It is also very important that we do not minimize the reality of human trafficking in the sex industry. If I am faced with the moral predicament of prioritizing a woman’s right to sell her body vs. a woman’s right to physical freedom and NOT selling her body, then I have no choice but to put freedom first. Until sex trafficking has come to an end, the rights of prostitutes to work legally holds second place in this debate. At least to me. Legalization of prostitution would do little to nothing to relieve the women being held as slaves by organized crime units and exploitative pimps. Any legalization must go hand in hand with a crackdown on trafficking. While I agree that the current poorly constructed blanket legislation is also quite ineffective at helping those being held as slaves, it at least gives law enforcement a right to shut a suspected brothel down.
Anyway, sorry to have gone on for so long! I’d just like to end with this link. It’s a very interesting article looking at the role of statistics in anti-trafficking policy and the challenges researchers face to gather those statistics. I think anyone reading this post may find it relevant.
It’s the first paper here: http://www.nfsacademy.org/whitepapers/
“Identifying Human Trafficking Victims | Building The Infrastructure of Anti-Trafficking: Information, Funding, Responses” by Fiona David.
Thank you for your interesting comment, Maria. Would you be interested to join the debate on my page?

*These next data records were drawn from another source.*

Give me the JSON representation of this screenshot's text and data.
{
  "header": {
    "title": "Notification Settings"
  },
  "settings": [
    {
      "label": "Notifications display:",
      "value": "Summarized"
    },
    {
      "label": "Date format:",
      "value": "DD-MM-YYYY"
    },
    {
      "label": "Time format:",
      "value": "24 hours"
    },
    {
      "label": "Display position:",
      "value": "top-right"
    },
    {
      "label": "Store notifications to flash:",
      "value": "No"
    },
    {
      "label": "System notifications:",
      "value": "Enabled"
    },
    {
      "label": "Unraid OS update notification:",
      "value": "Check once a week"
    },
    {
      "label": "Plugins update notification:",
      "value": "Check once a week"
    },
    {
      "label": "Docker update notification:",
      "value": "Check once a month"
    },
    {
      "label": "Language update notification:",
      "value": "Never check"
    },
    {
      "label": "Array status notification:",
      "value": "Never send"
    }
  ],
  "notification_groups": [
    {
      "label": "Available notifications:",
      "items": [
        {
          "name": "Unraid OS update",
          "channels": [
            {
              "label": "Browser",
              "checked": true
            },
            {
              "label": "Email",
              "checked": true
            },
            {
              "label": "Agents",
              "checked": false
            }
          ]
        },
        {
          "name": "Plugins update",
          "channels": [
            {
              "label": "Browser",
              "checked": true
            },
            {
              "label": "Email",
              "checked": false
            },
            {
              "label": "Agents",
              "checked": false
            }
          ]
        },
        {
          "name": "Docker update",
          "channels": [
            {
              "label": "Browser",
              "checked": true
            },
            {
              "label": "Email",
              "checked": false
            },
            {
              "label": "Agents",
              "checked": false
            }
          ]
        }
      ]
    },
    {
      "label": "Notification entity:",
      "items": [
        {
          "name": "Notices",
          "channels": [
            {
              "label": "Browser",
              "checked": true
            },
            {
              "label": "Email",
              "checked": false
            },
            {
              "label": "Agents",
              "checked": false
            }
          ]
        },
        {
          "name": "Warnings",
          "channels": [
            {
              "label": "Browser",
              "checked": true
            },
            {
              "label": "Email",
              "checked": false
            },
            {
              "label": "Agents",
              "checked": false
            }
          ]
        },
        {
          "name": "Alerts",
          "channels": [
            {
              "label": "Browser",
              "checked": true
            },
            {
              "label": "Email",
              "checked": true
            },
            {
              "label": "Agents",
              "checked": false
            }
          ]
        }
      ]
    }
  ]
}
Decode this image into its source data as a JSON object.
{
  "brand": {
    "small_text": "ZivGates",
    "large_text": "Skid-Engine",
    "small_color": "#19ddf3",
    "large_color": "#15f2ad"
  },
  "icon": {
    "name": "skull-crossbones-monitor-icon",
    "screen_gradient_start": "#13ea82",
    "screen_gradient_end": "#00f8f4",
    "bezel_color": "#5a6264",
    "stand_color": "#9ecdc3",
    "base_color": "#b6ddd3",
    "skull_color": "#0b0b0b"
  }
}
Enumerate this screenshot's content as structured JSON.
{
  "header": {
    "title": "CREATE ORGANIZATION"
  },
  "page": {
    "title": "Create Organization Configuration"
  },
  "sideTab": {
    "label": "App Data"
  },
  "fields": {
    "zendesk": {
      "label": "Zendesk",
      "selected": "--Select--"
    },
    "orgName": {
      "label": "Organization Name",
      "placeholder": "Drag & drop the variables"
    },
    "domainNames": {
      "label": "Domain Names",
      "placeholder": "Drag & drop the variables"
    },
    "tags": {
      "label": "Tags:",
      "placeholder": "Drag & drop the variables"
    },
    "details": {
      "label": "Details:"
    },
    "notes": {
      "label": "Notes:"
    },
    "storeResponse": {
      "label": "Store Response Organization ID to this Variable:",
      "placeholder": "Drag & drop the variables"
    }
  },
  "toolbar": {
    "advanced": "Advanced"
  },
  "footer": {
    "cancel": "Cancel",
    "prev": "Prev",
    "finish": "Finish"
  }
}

Can Anti-Traffickers and Sex Workers join hands?
Thank you also for providing the article!